What features would it need?
Who else would use it?
How often do you have the problem that makes you want this item?
But if the idea was yours and there’s no obvious person to ask, ask people that could be potential clients/customers what they think. If you have an idea for an iPhone app, look for people who might be your target demographic then ask them moderately specific questions. Ask things like:
Would you find X feature of your app useful?
Would you be willing to pay for it?
How much would you be willing to pay for it?
How often would you use it?

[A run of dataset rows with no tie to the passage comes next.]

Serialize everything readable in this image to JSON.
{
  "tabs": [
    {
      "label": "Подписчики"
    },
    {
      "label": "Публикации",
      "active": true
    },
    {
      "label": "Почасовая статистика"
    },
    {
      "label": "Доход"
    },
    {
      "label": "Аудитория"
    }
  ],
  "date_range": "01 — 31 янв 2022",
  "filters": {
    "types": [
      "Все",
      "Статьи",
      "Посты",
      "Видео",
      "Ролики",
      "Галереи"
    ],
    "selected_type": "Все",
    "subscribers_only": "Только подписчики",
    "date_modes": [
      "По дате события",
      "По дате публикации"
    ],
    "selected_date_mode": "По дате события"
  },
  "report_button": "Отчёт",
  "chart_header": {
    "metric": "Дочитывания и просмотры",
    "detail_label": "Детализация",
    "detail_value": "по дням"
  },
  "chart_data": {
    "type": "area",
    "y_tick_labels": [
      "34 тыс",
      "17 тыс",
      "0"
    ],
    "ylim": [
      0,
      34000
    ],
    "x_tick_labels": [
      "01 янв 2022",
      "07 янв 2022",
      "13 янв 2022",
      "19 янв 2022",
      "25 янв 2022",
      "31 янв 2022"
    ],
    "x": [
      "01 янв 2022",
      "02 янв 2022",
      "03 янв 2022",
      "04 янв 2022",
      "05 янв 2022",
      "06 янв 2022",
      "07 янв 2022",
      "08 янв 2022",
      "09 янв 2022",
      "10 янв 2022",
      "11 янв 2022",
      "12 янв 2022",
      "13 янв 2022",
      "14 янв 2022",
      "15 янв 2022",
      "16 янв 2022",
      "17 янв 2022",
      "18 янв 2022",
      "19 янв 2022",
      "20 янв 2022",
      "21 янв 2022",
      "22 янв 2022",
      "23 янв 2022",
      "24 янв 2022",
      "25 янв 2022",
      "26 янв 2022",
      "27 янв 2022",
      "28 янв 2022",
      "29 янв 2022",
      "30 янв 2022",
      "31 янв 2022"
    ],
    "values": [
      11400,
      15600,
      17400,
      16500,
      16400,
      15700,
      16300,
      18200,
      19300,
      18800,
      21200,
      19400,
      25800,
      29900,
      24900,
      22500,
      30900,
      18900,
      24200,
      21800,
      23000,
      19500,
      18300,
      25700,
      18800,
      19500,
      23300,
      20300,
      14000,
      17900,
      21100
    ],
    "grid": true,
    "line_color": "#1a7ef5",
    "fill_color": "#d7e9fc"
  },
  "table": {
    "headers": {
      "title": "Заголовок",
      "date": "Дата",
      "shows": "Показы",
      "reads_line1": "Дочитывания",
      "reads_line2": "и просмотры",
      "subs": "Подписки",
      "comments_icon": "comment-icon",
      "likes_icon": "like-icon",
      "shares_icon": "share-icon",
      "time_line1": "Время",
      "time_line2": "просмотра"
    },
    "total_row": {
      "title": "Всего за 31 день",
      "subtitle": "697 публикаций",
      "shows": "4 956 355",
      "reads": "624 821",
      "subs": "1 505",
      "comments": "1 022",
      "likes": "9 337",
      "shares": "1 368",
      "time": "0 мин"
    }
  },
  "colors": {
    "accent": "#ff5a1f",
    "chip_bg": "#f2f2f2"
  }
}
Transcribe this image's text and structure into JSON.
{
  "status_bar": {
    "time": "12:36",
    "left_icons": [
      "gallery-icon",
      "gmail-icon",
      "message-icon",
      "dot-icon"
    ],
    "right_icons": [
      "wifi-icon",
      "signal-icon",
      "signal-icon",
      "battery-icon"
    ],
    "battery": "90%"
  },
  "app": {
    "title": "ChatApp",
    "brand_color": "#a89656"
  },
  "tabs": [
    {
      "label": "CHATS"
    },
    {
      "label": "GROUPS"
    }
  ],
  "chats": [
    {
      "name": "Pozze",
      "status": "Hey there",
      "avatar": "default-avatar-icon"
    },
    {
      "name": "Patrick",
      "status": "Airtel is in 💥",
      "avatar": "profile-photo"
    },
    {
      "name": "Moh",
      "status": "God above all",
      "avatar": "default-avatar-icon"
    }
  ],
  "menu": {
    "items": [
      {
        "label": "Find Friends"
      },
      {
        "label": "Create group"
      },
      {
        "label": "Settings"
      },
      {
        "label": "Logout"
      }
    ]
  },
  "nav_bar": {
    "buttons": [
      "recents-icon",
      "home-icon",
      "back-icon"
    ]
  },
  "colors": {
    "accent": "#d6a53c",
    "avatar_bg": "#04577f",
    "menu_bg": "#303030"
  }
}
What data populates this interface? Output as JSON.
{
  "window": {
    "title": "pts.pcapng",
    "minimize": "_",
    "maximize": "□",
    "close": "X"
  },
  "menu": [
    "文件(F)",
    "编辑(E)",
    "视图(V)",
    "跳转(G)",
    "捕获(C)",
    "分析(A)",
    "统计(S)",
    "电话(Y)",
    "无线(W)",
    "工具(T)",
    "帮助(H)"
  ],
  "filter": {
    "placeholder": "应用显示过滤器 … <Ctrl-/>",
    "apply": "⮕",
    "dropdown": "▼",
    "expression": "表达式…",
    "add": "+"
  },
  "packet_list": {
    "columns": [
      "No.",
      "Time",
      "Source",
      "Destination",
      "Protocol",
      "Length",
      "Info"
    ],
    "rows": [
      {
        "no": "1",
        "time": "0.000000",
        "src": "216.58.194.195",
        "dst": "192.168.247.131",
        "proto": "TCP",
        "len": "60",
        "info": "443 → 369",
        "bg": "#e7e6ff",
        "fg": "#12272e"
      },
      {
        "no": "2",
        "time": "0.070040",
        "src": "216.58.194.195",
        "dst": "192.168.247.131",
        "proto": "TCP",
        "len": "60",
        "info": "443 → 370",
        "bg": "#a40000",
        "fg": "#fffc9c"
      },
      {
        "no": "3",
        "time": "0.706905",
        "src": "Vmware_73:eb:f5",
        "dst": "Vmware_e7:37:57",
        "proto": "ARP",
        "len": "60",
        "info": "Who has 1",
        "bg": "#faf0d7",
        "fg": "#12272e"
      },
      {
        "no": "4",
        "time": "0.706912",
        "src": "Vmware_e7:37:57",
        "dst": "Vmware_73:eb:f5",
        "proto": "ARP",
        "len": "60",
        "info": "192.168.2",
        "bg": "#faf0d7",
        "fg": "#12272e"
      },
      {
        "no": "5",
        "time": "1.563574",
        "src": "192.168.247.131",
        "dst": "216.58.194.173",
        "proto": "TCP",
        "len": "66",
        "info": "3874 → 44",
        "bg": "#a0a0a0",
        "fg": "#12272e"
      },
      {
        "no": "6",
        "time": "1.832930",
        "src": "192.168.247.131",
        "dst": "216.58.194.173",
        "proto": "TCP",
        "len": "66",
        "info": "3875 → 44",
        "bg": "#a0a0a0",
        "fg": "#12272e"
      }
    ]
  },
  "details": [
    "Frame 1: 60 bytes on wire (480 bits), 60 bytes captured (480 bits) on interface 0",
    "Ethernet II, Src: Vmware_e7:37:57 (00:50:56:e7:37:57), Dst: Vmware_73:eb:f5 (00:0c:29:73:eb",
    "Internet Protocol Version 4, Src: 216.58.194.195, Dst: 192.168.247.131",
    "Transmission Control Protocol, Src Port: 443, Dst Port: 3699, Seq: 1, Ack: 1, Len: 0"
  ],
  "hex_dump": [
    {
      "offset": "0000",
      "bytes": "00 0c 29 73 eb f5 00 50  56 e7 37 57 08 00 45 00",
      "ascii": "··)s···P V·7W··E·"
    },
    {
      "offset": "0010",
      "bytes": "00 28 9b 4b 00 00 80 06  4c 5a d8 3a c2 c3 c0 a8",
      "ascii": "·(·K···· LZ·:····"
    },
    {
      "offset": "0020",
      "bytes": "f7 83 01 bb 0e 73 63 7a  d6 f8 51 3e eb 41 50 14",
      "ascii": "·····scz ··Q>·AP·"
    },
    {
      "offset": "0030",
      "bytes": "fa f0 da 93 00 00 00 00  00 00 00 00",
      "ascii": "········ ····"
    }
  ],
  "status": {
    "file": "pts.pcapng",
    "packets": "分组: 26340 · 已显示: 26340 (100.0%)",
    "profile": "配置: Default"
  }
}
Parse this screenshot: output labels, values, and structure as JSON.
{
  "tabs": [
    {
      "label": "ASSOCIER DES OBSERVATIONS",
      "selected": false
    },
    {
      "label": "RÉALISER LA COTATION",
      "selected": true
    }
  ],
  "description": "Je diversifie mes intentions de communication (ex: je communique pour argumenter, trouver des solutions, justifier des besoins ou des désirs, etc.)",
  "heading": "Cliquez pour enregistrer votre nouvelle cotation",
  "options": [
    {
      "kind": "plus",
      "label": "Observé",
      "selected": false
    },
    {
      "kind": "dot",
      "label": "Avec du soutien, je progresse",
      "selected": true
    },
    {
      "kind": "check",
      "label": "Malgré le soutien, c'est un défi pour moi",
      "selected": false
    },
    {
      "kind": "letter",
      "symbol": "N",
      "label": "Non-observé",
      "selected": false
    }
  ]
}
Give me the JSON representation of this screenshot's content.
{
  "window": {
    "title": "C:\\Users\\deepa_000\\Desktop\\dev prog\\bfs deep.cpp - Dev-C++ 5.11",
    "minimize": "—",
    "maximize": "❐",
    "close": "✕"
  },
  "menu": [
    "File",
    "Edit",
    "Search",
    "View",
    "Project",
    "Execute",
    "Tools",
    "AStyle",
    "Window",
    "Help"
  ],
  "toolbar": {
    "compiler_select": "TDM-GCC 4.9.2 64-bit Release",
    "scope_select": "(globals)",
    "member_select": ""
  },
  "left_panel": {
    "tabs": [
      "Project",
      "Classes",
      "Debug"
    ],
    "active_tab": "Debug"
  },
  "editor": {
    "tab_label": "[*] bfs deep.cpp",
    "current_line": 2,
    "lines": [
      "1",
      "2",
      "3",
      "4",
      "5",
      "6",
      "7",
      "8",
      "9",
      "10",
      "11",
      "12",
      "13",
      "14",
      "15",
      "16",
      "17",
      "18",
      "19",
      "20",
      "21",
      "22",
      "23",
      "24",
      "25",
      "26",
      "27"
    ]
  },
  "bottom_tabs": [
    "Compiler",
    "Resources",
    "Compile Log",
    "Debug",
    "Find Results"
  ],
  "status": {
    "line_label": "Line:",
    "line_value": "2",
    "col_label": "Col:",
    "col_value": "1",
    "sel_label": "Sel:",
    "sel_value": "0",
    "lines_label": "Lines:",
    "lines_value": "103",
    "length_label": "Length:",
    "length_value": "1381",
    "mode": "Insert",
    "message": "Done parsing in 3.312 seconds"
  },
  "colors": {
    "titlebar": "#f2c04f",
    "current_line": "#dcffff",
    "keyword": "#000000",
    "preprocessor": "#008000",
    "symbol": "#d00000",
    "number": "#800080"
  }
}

When they tell you what they want, take notes. See what lines up with what other people say. The more people agree, the easier it’ll be to solidify your Minimum Viable Product. And that’s what you’re looking for, a solid MVP with a user base that’s willing to pay for your service. Once you have that, it’s time to start looking at how to build this business.
If you get answers that it’s not something people are interested in, that may be a sign that it’s not the right business to get into. Maybe the timing just isn’t right or maybe people don’t know they need it yet. Only you can decide what the case it there. Always remember, you’re not married to the idea. If the idea isn’t profitable or popular, you have to be ready to walk away from it. Either walk away or think about how you can make it into something that people are willing to pay for.
I’m not afraid to walk away.
Like I said, I have just about one new business idea every day. Not all of the are good ideas. I think about them and discard 80-90% of them and focus on the better ones.
I refuse to be married to a bad idea.
If it’s not profitable, I walk away.
If it’s not popular, I walk away.
If it’s too expensive to start, I walk away.
If it’s not something I’m proud of, I walk away.
If it’s not something I’m willing to work on, I walk away.
Be prepared to walk away from your ideas. Be prepared to discover that someone else has already done it. Be prepared to put in long hours. Be prepared for people to not believe in you.
Make it happen.
Me? I’m going to school again because most of my ideas are for web or smartphone apps. I could be looking for investors but then I’d have to hire a development team and I’d personally prefer to start out as lean as possible. So I’m going to code it myself.
I’m taking steps to build my next business. What about you?
Do you have ideas?
Do you want to own a business?
What will it take for you to make your dreams a reality?
It’s time to make a decision. Are you going to make it happen or are you goint to sit on the sidelines and wait for someone else to come up with your idea?
I recently had a conversation with another Bloc student and mentioned changing up my study methods. Here’s some of the things I’ve started doing and why:
1) Taking notes with pen/pencil to better understand. Reading from a screen isn’t my preferred method of learning so I have to do everything I can to assimilate and retain the information. Typing things out doesn’t stick as well as writing by hand, either immediately or down the road.
2) Reading through the code *before* typing it out. This helps to to see if I understand it. Understanding the code, at least a little bit, before typing it out helps to cement it in my mind rather than typing it all out then hoping Bloc explains it well afterward. Sometimes they do. Other times different sources are required.
I should probably add “Reading the explanation before typing the code” to that one as well. I think I’ll start doing that in the future. And by “future”, I mean today.
3) Reading Bloc’s explanation, then rechecking the code. This helps me see what was done and why we did it that way. Then I spend just a couple minutes writing down a few notes to solidify the new material in my own head.
4) Taking consistent breaks. Keep your mind fresh. Using the Pomodoro Technique sounds lame, but it really does work. When your alarm goes off, you need to get up from your work space and get busy on something other than the code you were just writing or the text you were reading. Go do the laundry, wash dishes, make dinner… Anything. Just don’t think about what you’re trying to learn. Make a complete break so you can get the full benefit of the Pomodoro technique. If you’re using a Mac, the Tadam app works well.